> **DESCRIPTION OF THE TASK**
Your reply should hold every entry below exactly as written and none of the pictures.

> **DATA PROVIDED**
───

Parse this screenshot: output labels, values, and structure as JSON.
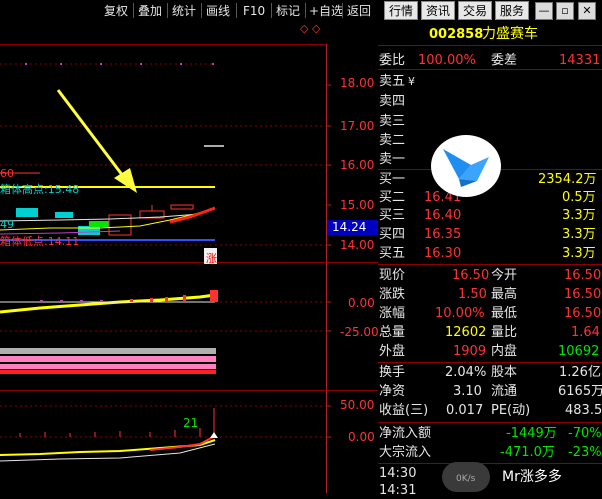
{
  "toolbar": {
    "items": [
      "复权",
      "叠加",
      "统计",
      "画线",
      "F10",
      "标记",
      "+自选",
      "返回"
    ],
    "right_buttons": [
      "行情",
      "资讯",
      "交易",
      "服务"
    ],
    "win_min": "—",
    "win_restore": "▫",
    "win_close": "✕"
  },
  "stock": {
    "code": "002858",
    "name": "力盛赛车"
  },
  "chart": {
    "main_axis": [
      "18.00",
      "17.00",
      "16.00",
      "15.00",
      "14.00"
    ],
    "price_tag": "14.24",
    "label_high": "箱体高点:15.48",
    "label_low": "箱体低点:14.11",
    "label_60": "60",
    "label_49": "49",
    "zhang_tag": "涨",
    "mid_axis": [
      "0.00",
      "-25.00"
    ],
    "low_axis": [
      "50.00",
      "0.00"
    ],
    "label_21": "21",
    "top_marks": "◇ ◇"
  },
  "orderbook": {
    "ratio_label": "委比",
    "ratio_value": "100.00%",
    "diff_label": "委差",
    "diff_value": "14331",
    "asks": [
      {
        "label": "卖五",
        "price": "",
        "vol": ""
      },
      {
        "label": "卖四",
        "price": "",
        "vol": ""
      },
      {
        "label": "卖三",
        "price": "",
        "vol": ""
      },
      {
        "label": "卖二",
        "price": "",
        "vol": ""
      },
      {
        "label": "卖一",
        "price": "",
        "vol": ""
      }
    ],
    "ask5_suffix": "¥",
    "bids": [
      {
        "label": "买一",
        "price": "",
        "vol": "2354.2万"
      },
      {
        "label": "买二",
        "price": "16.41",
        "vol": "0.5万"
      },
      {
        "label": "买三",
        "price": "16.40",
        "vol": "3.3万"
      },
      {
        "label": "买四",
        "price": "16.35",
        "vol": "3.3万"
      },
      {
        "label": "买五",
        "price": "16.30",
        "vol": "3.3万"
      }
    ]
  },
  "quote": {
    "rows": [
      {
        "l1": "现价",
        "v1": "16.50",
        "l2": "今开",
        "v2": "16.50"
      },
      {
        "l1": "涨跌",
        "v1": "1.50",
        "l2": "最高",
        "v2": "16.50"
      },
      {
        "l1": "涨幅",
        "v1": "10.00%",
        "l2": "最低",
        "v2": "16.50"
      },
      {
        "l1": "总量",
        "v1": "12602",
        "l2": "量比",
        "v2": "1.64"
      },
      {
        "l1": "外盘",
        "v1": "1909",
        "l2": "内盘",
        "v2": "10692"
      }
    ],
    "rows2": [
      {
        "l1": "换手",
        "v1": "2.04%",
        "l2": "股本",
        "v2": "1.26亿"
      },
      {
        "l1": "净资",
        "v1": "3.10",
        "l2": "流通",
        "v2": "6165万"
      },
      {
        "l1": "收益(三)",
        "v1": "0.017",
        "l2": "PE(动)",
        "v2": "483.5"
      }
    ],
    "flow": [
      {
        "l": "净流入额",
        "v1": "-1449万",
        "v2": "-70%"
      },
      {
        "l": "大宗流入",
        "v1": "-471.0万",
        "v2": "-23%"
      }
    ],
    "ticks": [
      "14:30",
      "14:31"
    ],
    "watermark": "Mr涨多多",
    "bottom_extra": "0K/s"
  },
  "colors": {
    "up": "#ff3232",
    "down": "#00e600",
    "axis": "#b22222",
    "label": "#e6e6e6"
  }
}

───

> **ANSWER SPACE**
Parse this screenshot: output labels, values, and structure as JSON.
{
  "toolbar": {
    "items": [
      "复权",
      "叠加",
      "统计",
      "画线",
      "F10",
      "标记",
      "+自选",
      "返回"
    ],
    "right_buttons": [
      "行情",
      "资讯",
      "交易",
      "服务"
    ],
    "win_min": "—",
    "win_restore": "▫",
    "win_close": "✕"
  },
  "stock": {
    "code": "002858",
    "name": "力盛赛车"
  },
  "chart": {
    "main_axis": [
      "18.00",
      "17.00",
      "16.00",
      "15.00",
      "14.00"
    ],
    "price_tag": "14.24",
    "label_high": "箱体高点:15.48",
    "label_low": "箱体低点:14.11",
    "label_60": "60",
    "label_49": "49",
    "zhang_tag": "涨",
    "mid_axis": [
      "0.00",
      "-25.00"
    ],
    "low_axis": [
      "50.00",
      "0.00"
    ],
    "label_21": "21",
    "top_marks": "◇ ◇"
  },
  "orderbook": {
    "ratio_label": "委比",
    "ratio_value": "100.00%",
    "diff_label": "委差",
    "diff_value": "14331",
    "asks": [
      {
        "label": "卖五",
        "price": "",
        "vol": ""
      },
      {
        "label": "卖四",
        "price": "",
        "vol": ""
      },
      {
        "label": "卖三",
        "price": "",
        "vol": ""
      },
      {
        "label": "卖二",
        "price": "",
        "vol": ""
      },
      {
        "label": "卖一",
        "price": "",
        "vol": ""
      }
    ],
    "ask5_suffix": "¥",
    "bids": [
      {
        "label": "买一",
        "price": "",
        "vol": "2354.2万"
      },
      {
        "label": "买二",
        "price": "16.41",
        "vol": "0.5万"
      },
      {
        "label": "买三",
        "price": "16.40",
        "vol": "3.3万"
      },
      {
        "label": "买四",
        "price": "16.35",
        "vol": "3.3万"
      },
      {
        "label": "买五",
        "price": "16.30",
        "vol": "3.3万"
      }
    ]
  },
  "quote": {
    "rows": [
      {
        "l1": "现价",
        "v1": "16.50",
        "l2": "今开",
        "v2": "16.50"
      },
      {
        "l1": "涨跌",
        "v1": "1.50",
        "l2": "最高",
        "v2": "16.50"
      },
      {
        "l1": "涨幅",
        "v1": "10.00%",
        "l2": "最低",
        "v2": "16.50"
      },
      {
        "l1": "总量",
        "v1": "12602",
        "l2": "量比",
        "v2": "1.64"
      },
      {
        "l1": "外盘",
        "v1": "1909",
        "l2": "内盘",
        "v2": "10692"
      }
    ],
    "rows2": [
      {
        "l1": "换手",
        "v1": "2.04%",
        "l2": "股本",
        "v2": "1.26亿"
      },
      {
        "l1": "净资",
        "v1": "3.10",
        "l2": "流通",
        "v2": "6165万"
      },
      {
        "l1": "收益(三)",
        "v1": "0.017",
        "l2": "PE(动)",
        "v2": "483.5"
      }
    ],
    "flow": [
      {
        "l": "净流入额",
        "v1": "-1449万",
        "v2": "-70%"
      },
      {
        "l": "大宗流入",
        "v1": "-471.0万",
        "v2": "-23%"
      }
    ],
    "ticks": [
      "14:30",
      "14:31"
    ],
    "watermark": "Mr涨多多",
    "bottom_extra": "0K/s"
  },
  "colors": {
    "up": "#ff3232",
    "down": "#00e600",
    "axis": "#b22222",
    "label": "#e6e6e6"
  }
}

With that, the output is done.